[Records from a collection]
━━━━━━━━━━━━━━━━

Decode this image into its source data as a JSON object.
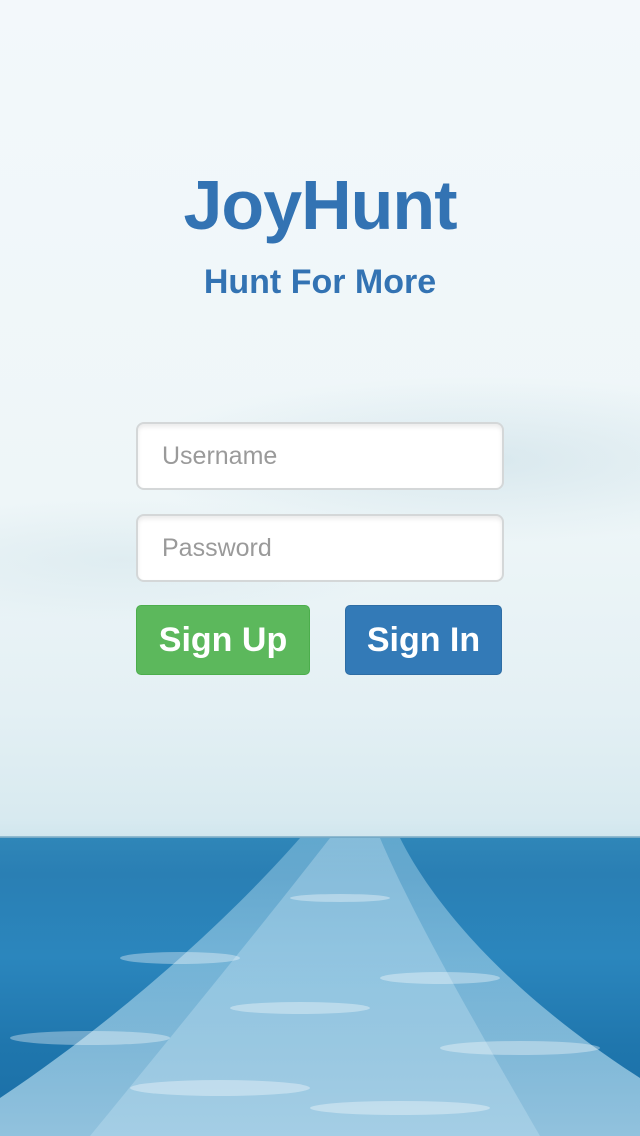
{
  "app": {
    "title": "JoyHunt",
    "tagline": "Hunt For More"
  },
  "form": {
    "username_placeholder": "Username",
    "password_placeholder": "Password",
    "signup_label": "Sign Up",
    "signin_label": "Sign In"
  },
  "colors": {
    "brand_blue": "#3373b3",
    "signup_green": "#5cb85c",
    "signin_blue": "#337ab7"
  }
}
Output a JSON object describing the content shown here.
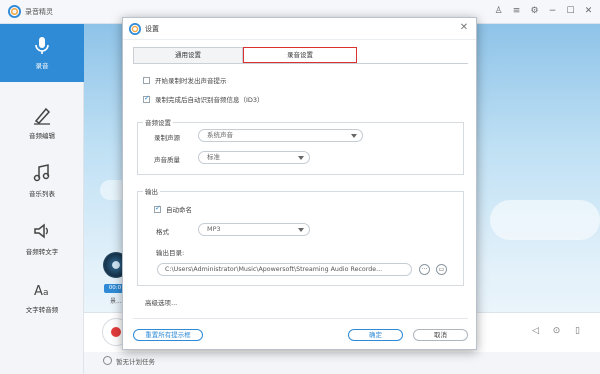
{
  "app": {
    "title": "录音精灵",
    "sidebar": [
      {
        "label": "录音",
        "icon": "microphone-icon"
      },
      {
        "label": "音频编辑",
        "icon": "pen-icon"
      },
      {
        "label": "音乐列表",
        "icon": "music-note-icon"
      },
      {
        "label": "音频转文字",
        "icon": "speaker-icon"
      },
      {
        "label": "文字转音频",
        "icon": "text-to-speech-icon"
      }
    ],
    "time_pill": "00:0",
    "partial_text": "景...",
    "status_text": "暂无计划任务"
  },
  "dialog": {
    "title": "设置",
    "tabs": [
      "通用设置",
      "录音设置"
    ],
    "active_tab": "录音设置",
    "options": [
      {
        "label": "开始录制时发出声音提示",
        "checked": false
      },
      {
        "label": "录制完成后自动识别音频信息（ID3）",
        "checked": true
      }
    ],
    "audio_settings": {
      "title": "音频设置",
      "source_label": "录制声源",
      "source_value": "系统声音",
      "quality_label": "声音质量",
      "quality_value": "标准"
    },
    "output": {
      "title": "输出",
      "auto_name_label": "自动命名",
      "auto_name_checked": true,
      "format_label": "格式",
      "format_value": "MP3",
      "dir_label": "输出目录:",
      "dir_value": "C:\\Users\\Administrator\\Music\\Apowersoft\\Streaming Audio Recorde...",
      "more_btn": "···"
    },
    "advanced_link": "高级选项...",
    "buttons": {
      "reset": "重置所有提示框",
      "ok": "确定",
      "cancel": "取消"
    }
  },
  "colors": {
    "accent": "#2f8bd6",
    "tab_highlight": "#d9322f",
    "record": "#e23b3b"
  }
}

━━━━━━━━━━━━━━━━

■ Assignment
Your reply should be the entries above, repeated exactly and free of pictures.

■ Finished exercise
Decode this image into its source data as a JSON object.
{
  "app": {
    "title": "JoyHunt",
    "tagline": "Hunt For More"
  },
  "form": {
    "username_placeholder": "Username",
    "password_placeholder": "Password",
    "signup_label": "Sign Up",
    "signin_label": "Sign In"
  },
  "colors": {
    "brand_blue": "#3373b3",
    "signup_green": "#5cb85c",
    "signin_blue": "#337ab7"
  }
}
Output a JSON object describing the content shown here.
{
  "app": {
    "title": "录音精灵",
    "sidebar": [
      {
        "label": "录音",
        "icon": "microphone-icon"
      },
      {
        "label": "音频编辑",
        "icon": "pen-icon"
      },
      {
        "label": "音乐列表",
        "icon": "music-note-icon"
      },
      {
        "label": "音频转文字",
        "icon": "speaker-icon"
      },
      {
        "label": "文字转音频",
        "icon": "text-to-speech-icon"
      }
    ],
    "time_pill": "00:0",
    "partial_text": "景...",
    "status_text": "暂无计划任务"
  },
  "dialog": {
    "title": "设置",
    "tabs": [
      "通用设置",
      "录音设置"
    ],
    "active_tab": "录音设置",
    "options": [
      {
        "label": "开始录制时发出声音提示",
        "checked": false
      },
      {
        "label": "录制完成后自动识别音频信息（ID3）",
        "checked": true
      }
    ],
    "audio_settings": {
      "title": "音频设置",
      "source_label": "录制声源",
      "source_value": "系统声音",
      "quality_label": "声音质量",
      "quality_value": "标准"
    },
    "output": {
      "title": "输出",
      "auto_name_label": "自动命名",
      "auto_name_checked": true,
      "format_label": "格式",
      "format_value": "MP3",
      "dir_label": "输出目录:",
      "dir_value": "C:\\Users\\Administrator\\Music\\Apowersoft\\Streaming Audio Recorde...",
      "more_btn": "···"
    },
    "advanced_link": "高级选项...",
    "buttons": {
      "reset": "重置所有提示框",
      "ok": "确定",
      "cancel": "取消"
    }
  },
  "colors": {
    "accent": "#2f8bd6",
    "tab_highlight": "#d9322f",
    "record": "#e23b3b"
  }
}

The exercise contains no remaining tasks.